The times in the hospital were the hardest times for both of us. Our friendship was cruel in the way that I hated to see myself improve, as he got weaker. As my pain slowly went away, his grew stronger. As I learnt to move and eventually walk, he slowed down and became stagnant. There were so many times we were depressed, but motivated each other and uplifted each other. From exercising to eating, we made sure the other person was doing it. We wanted to see good done for the other person.
Our friendship was an unlikely friendship too, it felt like Tuesdays with Morrie. Though our journeys were different, we connected through our struggles. He was in his late 50s, as I had just turned 24 when I met him, and now 25. Our friendship lasted over a year, he came one month after I had arrived. More over when we first met, we spoke to each other in Cantonese, and then laughed when we found out that it was neither of our native tongues. After digging deeper, I found out he was Taiwanese, and so we conversed in Mandarin, that was so much easier than Cantonese for both of us.
Life is such that we never know what’s around the corner. I didn’t want the inevitable to happen for he was sick. I wanted to believe, that somehow he could pull through no matter what.
When I was discharged from the hospital, we still were very much in contact. We called each other, and I would visit him almost every time after I went to physiotherapy. This one time I visited him in the chemotherapy room, I didn’t know it was going to be my last time seeing him in person. His wife was very excited and told me I had to hear some good news from Eddy, himself. This was the first time and only time we shared a meal together. He told me he had found a transplant and was going to leave for Taiwan. I immediately congratulated and cheered him with our pesto-flavoured pizza.

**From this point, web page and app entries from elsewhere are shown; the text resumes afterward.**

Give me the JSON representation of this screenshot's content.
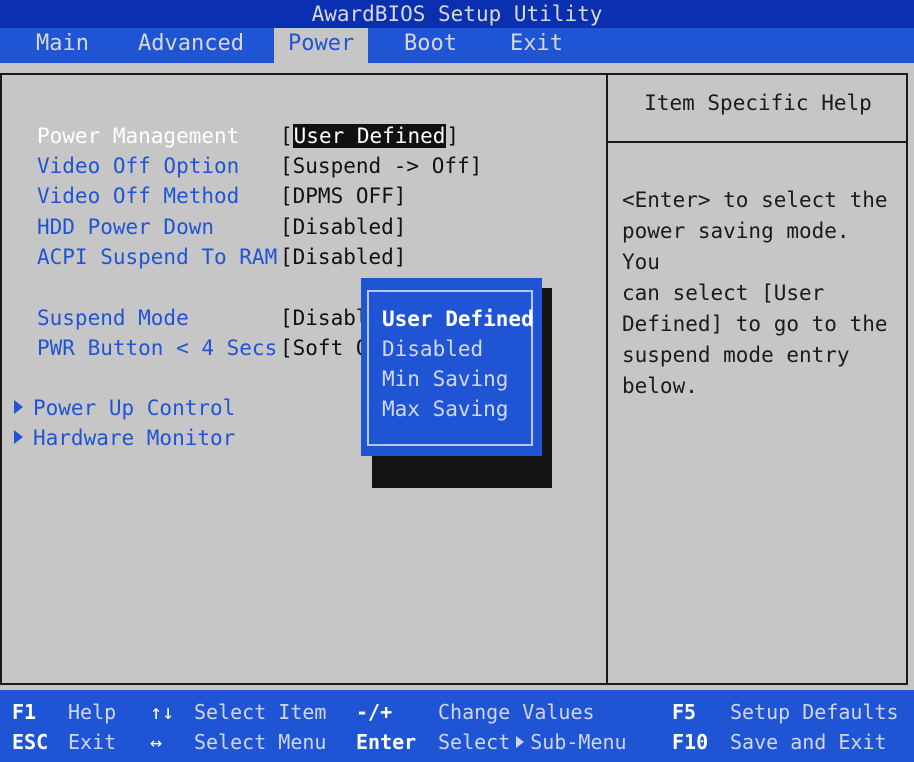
{
  "window": {
    "title": "AwardBIOS Setup Utility"
  },
  "menu": {
    "tabs": [
      {
        "label": "Main"
      },
      {
        "label": "Advanced"
      },
      {
        "label": "Power"
      },
      {
        "label": "Boot"
      },
      {
        "label": "Exit"
      }
    ],
    "active": "Power"
  },
  "options": [
    {
      "label": "Power Management",
      "value": "[",
      "value_highlight": "User Defined",
      "value_end": "]"
    },
    {
      "label": "Video Off Option",
      "value": "[Suspend -> Off]"
    },
    {
      "label": "Video Off Method",
      "value": "[DPMS OFF]"
    },
    {
      "label": "HDD Power Down",
      "value": "[Disabled]"
    },
    {
      "label": "ACPI Suspend To RAM",
      "value": "[Disabled]"
    },
    {
      "label": "Suspend Mode",
      "value": "[Disabl"
    },
    {
      "label": "PWR Button < 4 Secs",
      "value": "[Soft O"
    }
  ],
  "submenus": [
    {
      "label": "Power Up Control",
      "icon": "triangle-right-icon"
    },
    {
      "label": "Hardware Monitor",
      "icon": "triangle-right-icon"
    }
  ],
  "popup": {
    "items": [
      "User Defined",
      "Disabled",
      "Min Saving",
      "Max Saving"
    ],
    "selected": "User Defined"
  },
  "help": {
    "title": "Item Specific Help",
    "text": "<Enter> to select the\npower saving mode. You\ncan select [User\nDefined] to go to the\nsuspend mode entry\nbelow."
  },
  "footer": {
    "f1_key": "F1",
    "f1_desc": "Help",
    "esc_key": "ESC",
    "esc_desc": "Exit",
    "updown_symbol": "↑↓",
    "updown_desc": "Select Item",
    "leftright_symbol": "↔",
    "leftright_desc": "Select Menu",
    "plusminus_key": "-/+",
    "plusminus_desc": "Change Values",
    "enter_key": "Enter",
    "enter_desc_a": "Select",
    "enter_desc_b": "Sub-Menu",
    "f5_key": "F5",
    "f5_desc": "Setup Defaults",
    "f10_key": "F10",
    "f10_desc": "Save and Exit"
  },
  "colors": {
    "menu_bar": "#1f55d4",
    "title_bar": "#0a2fb0",
    "background": "#c6c6c6",
    "label_blue": "#1f55d4"
  }
}
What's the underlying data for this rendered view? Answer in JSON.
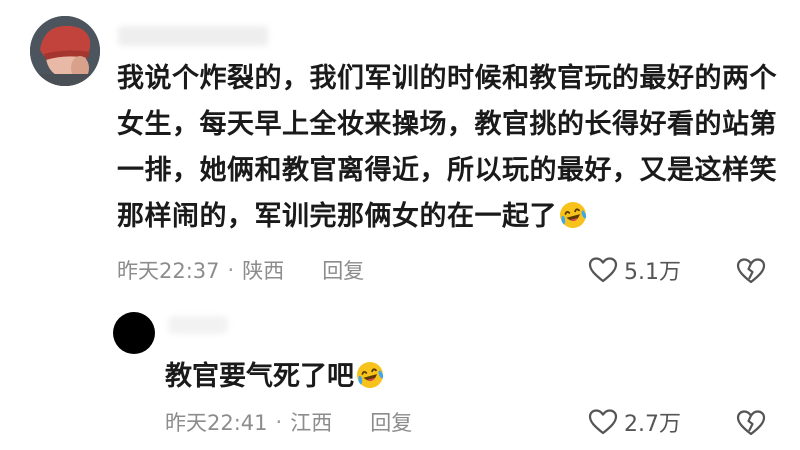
{
  "comment": {
    "text": "我说个炸裂的，我们军训的时候和教官玩的最好的两个女生，每天早上全妆来操场，教官挑的长得好看的站第一排，她俩和教官离得近，所以玩的最好，又是这样笑那样闹的，军训完那俩女的在一起了",
    "emoji": "laughing-crying-emoji",
    "time": "昨天22:37",
    "separator": "·",
    "location": "陕西",
    "reply_label": "回复",
    "like_count": "5.1万"
  },
  "reply": {
    "text": "教官要气死了吧",
    "emoji": "laughing-crying-emoji",
    "time": "昨天22:41",
    "separator": "·",
    "location": "江西",
    "reply_label": "回复",
    "like_count": "2.7万"
  },
  "colors": {
    "text": "#1a1a1a",
    "meta": "#8c8c8c",
    "icon": "#555555",
    "emoji_face": "#f7c21b"
  }
}
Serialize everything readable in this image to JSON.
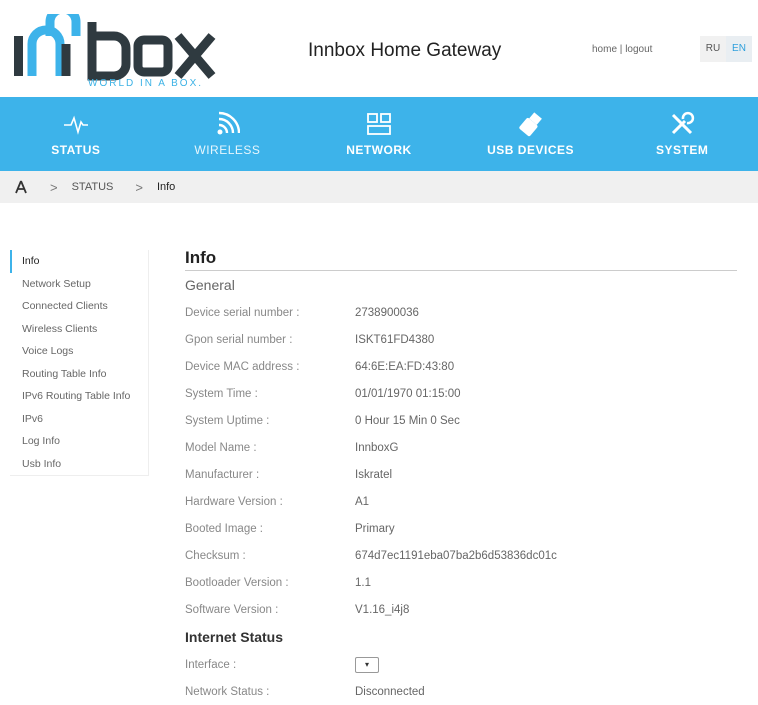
{
  "header": {
    "logo_text": "INNBOX",
    "logo_tagline": "WORLD IN A BOX.",
    "title": "Innbox Home Gateway",
    "home_link": "home",
    "link_sep": "|",
    "logout_link": "logout",
    "lang_ru": "RU",
    "lang_en": "EN"
  },
  "nav": {
    "items": [
      {
        "label": "STATUS",
        "icon": "pulse-icon"
      },
      {
        "label": "WIRELESS",
        "icon": "wifi-icon"
      },
      {
        "label": "NETWORK",
        "icon": "network-icon"
      },
      {
        "label": "USB DEVICES",
        "icon": "usb-icon"
      },
      {
        "label": "SYSTEM",
        "icon": "tools-icon"
      }
    ]
  },
  "breadcrumb": {
    "sep": ">",
    "level1": "STATUS",
    "current": "Info"
  },
  "sidebar": {
    "items": [
      "Info",
      "Network Setup",
      "Connected Clients",
      "Wireless Clients",
      "Voice Logs",
      "Routing Table Info",
      "IPv6 Routing Table Info",
      "IPv6",
      "Log Info",
      "Usb Info"
    ]
  },
  "main": {
    "title": "Info",
    "general_heading": "General",
    "general": [
      {
        "label": "Device serial number :",
        "value": "2738900036"
      },
      {
        "label": "Gpon serial number :",
        "value": "ISKT61FD4380"
      },
      {
        "label": "Device MAC address :",
        "value": "64:6E:EA:FD:43:80"
      },
      {
        "label": "System Time :",
        "value": "01/01/1970 01:15:00"
      },
      {
        "label": "System Uptime :",
        "value": "0 Hour 15 Min 0 Sec"
      },
      {
        "label": "Model Name :",
        "value": "InnboxG"
      },
      {
        "label": "Manufacturer :",
        "value": "Iskratel"
      },
      {
        "label": "Hardware Version :",
        "value": "A1"
      },
      {
        "label": "Booted Image :",
        "value": "Primary"
      },
      {
        "label": "Checksum :",
        "value": "674d7ec1191eba07ba2b6d53836dc01c"
      },
      {
        "label": "Bootloader Version :",
        "value": "1.1"
      },
      {
        "label": "Software Version :",
        "value": "V1.16_i4j8"
      }
    ],
    "internet_heading": "Internet Status",
    "interface_label": "Interface :",
    "interface_select": "▾",
    "network_status_label": "Network Status :",
    "network_status_value": "Disconnected"
  },
  "colors": {
    "accent": "#3db3ea",
    "breadcrumb_bg": "#f0f0f0"
  }
}
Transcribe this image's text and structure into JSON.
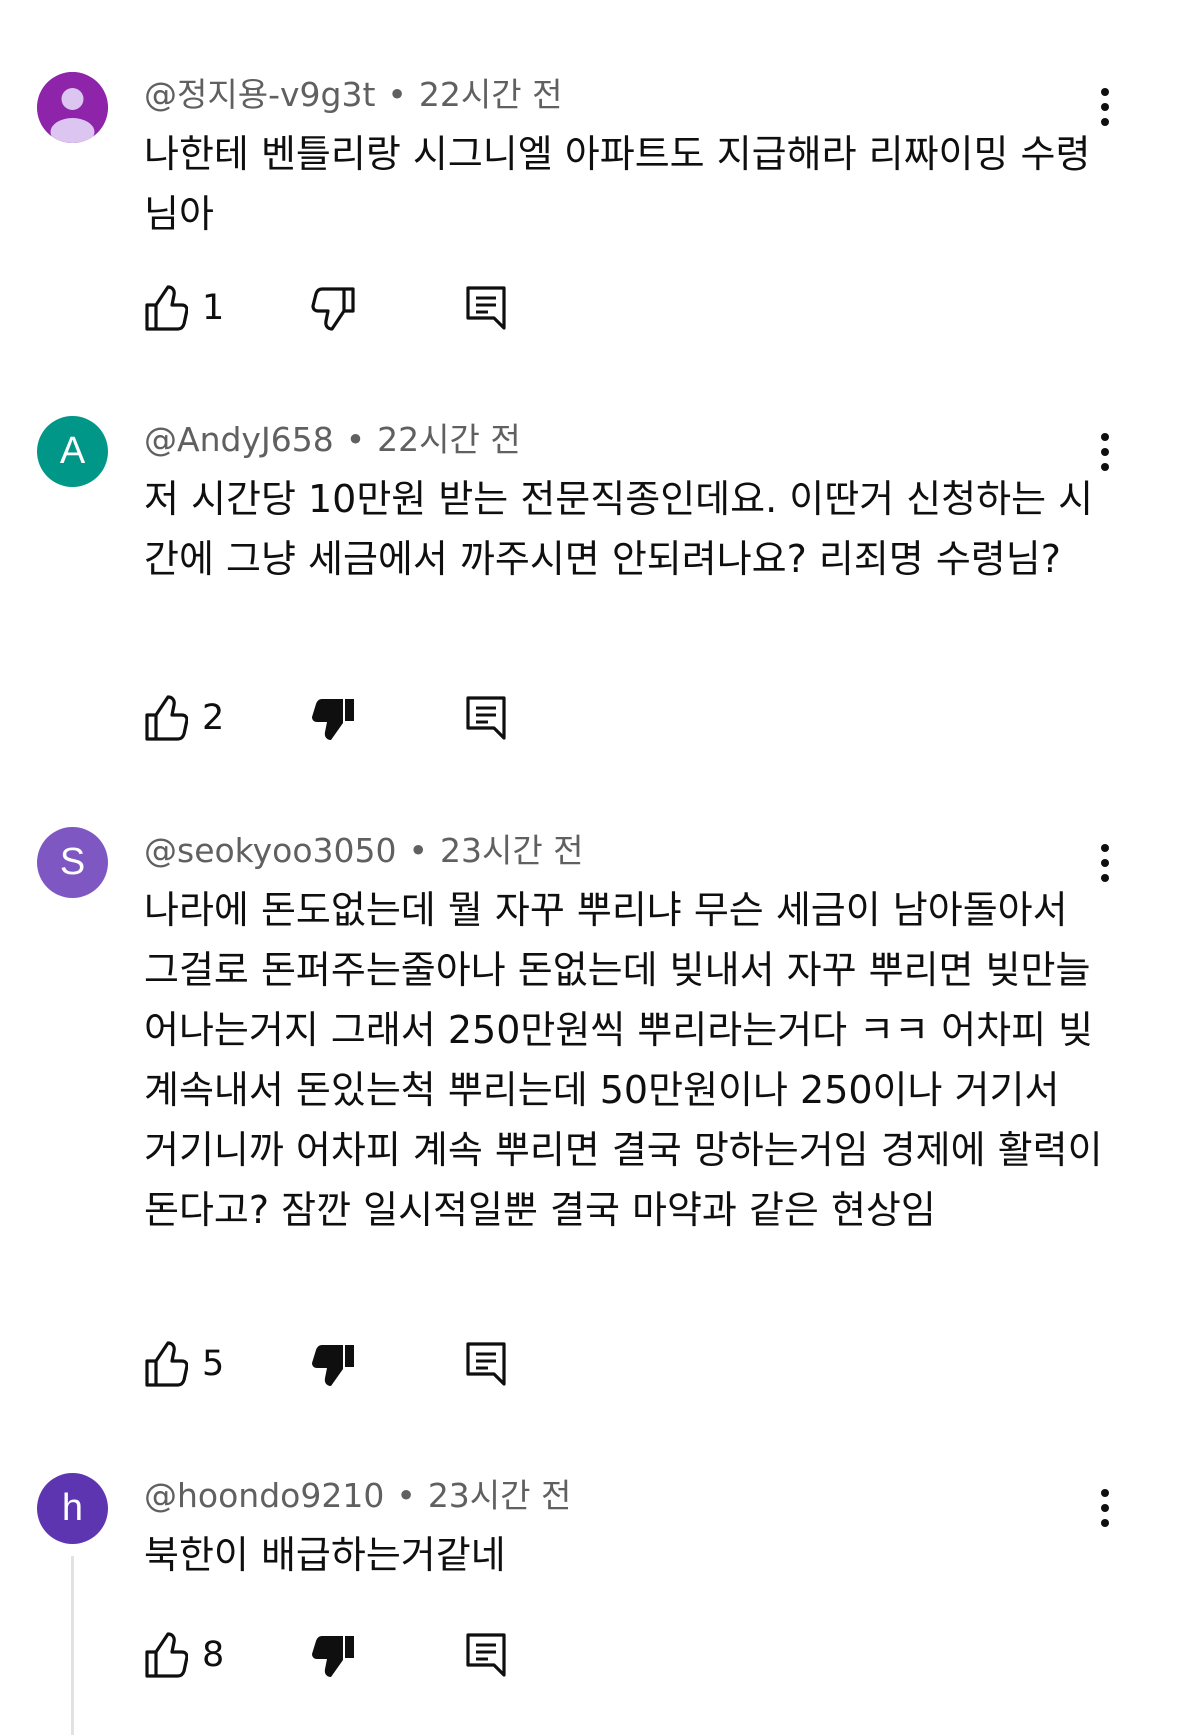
{
  "colors": {
    "avatar_c1": "#8e24aa",
    "avatar_c2": "#009688",
    "avatar_c3": "#7e57c2",
    "avatar_c4": "#5e35b1"
  },
  "icons": {
    "like": "thumbs-up-icon",
    "dislike": "thumbs-down-icon",
    "reply": "reply-icon",
    "more": "more-vertical-icon"
  },
  "comments": [
    {
      "author": "@정지용-v9g3t",
      "separator": "•",
      "time": "22시간 전",
      "text": "나한테 벤틀리랑 시그니엘 아파트도 지급해라 리짜이밍 수령님아",
      "likes": "1",
      "disliked": false,
      "avatar_letter": ""
    },
    {
      "author": "@AndyJ658",
      "separator": "•",
      "time": "22시간 전",
      "text": "저 시간당 10만원 받는 전문직종인데요. 이딴거 신청하는 시간에 그냥 세금에서 까주시면 안되려나요? 리죄명 수령님?",
      "likes": "2",
      "disliked": true,
      "avatar_letter": "A"
    },
    {
      "author": "@seokyoo3050",
      "separator": "•",
      "time": "23시간 전",
      "text": "나라에 돈도없는데 뭘 자꾸 뿌리냐 무슨 세금이 남아돌아서 그걸로 돈퍼주는줄아나 돈없는데 빚내서 자꾸 뿌리면 빚만늘어나는거지 그래서 250만원씩 뿌리라는거다 ㅋㅋ 어차피 빚계속내서 돈있는척 뿌리는데 50만원이나 250이나 거기서 거기니까 어차피 계속 뿌리면 결국 망하는거임 경제에 활력이 돈다고? 잠깐 일시적일뿐 결국 마약과 같은 현상임",
      "likes": "5",
      "disliked": true,
      "avatar_letter": "S"
    },
    {
      "author": "@hoondo9210",
      "separator": "•",
      "time": "23시간 전",
      "text": "북한이 배급하는거같네",
      "likes": "8",
      "disliked": true,
      "avatar_letter": "h"
    }
  ]
}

Life is full of ups and downs. It is our choice to do how we see fit.
If I learnt anything from Eddy, it was this piece of advice from an honest man, “ Such is life. This is life. We must try bit by bit to do what we can, with the situation we’re in… if you try everyday, then you’ll for sure accomplish it.” With these encouraging words I try everyday.
What are you doing everyday to better yourself?